## RECORDS FOR THE TASK
Start of Block

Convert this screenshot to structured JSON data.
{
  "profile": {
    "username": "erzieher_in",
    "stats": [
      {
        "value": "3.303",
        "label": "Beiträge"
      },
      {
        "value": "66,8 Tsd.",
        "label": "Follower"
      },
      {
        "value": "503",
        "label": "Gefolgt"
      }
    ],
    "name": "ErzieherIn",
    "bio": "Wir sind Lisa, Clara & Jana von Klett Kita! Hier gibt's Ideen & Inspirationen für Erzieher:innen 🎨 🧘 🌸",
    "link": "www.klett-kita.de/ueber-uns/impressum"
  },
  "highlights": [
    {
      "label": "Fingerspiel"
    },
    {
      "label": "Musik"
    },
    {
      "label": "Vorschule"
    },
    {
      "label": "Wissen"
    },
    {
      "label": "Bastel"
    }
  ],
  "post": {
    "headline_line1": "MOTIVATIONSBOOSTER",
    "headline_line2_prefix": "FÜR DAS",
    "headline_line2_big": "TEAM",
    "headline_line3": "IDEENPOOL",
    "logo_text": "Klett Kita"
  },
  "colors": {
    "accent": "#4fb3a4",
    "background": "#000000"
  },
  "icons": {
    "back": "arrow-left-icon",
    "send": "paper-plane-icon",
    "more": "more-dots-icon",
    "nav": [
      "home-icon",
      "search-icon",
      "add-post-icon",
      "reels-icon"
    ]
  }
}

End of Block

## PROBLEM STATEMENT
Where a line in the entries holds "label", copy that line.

## SOLUTION FOR THIS PROBLEM
        "label": "Beiträge"
        "label": "Follower"
        "label": "Gefolgt"
      "label": "Fingerspiel"
      "label": "Musik"
      "label": "Vorschule"
      "label": "Wissen"
      "label": "Bastel"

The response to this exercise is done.